CHRY is the York University campus/community radio station. To listen to the ‘News Now’ feature interview with Robert Green on the problem’s with Quebec’s 4 tiered education system click here. (To download as mp3 right-click and select ‘save link as’)
Abolishment of school boards got all the attention in recent election campaign, but special-needs students’ poor access to education is far more pressing
By Robert Green | A slightly edited version of this op-ed appeared in the Montreal Gazette September 26th 2012
To understand this issue, it is important to recognize as a starting point that Quebec has a four-tiered education system: fully private schools that receive no government subsidies and are not bound to follow provincial curriculum; semi-private schools that do receive government subsidies and are bound to follow the Quebec curriculum; “special status” public schools that have entrance exams; and public schools open to all, regardless of income or ability.

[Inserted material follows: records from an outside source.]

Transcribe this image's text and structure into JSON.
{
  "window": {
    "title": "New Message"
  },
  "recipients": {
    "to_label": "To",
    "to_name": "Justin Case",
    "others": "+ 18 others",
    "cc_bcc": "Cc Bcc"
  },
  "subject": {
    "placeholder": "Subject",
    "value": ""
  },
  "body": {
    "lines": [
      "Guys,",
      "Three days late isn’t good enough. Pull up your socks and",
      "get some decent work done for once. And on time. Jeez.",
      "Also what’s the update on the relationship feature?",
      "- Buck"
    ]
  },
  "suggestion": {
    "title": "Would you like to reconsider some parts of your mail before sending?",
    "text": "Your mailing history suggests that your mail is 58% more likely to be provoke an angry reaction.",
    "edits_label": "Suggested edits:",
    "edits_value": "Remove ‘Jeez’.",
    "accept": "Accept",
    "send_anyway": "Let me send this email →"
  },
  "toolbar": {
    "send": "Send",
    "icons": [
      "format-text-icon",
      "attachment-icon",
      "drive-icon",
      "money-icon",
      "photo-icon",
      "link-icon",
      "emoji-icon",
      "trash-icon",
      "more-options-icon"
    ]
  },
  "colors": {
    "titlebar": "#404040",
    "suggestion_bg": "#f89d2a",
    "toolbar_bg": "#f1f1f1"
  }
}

Entrance exams in all but a few of the schools in the first three tiers ensure that it is only this final tier that is accessible to the majority of students with special needs, regardless of their ability to pay for private schooling.
The result is an over-representation of students with special needs within a portion of the education system — i.e., the fully public portion — where resources are already stretched thin.
This situation would not be such a problem were it not for the public subsidies to private schools that effectively allow so many families to opt-out of the public system. Compared with other provinces, Quebec has by far the highest percentage of students enrolled in private schools — and the numbers are on the rise. From 2004 to 2010, the number of secondary students enrolled in private schools rose from 17 to 19 per cent. On the island of Montreal, it has been estimated to be as high as 30 per cent. This compares with a Canadian average of 5.6 per cent.
The reason this multi-tiered education system should elicit concern has to do with what the world is learning about successful education systems.
Finland is renowned for consistently producing the highest achieving students in the world. In his recently published book Finnish Lessons, former Finnish education minister Pasi Sahlberg credits Finland’s success largely to its emphasis on ensuring “equal educational opportunities” for all of its students. This means in particular that all schools have the resources to meet the needs of students with various learning difficulties.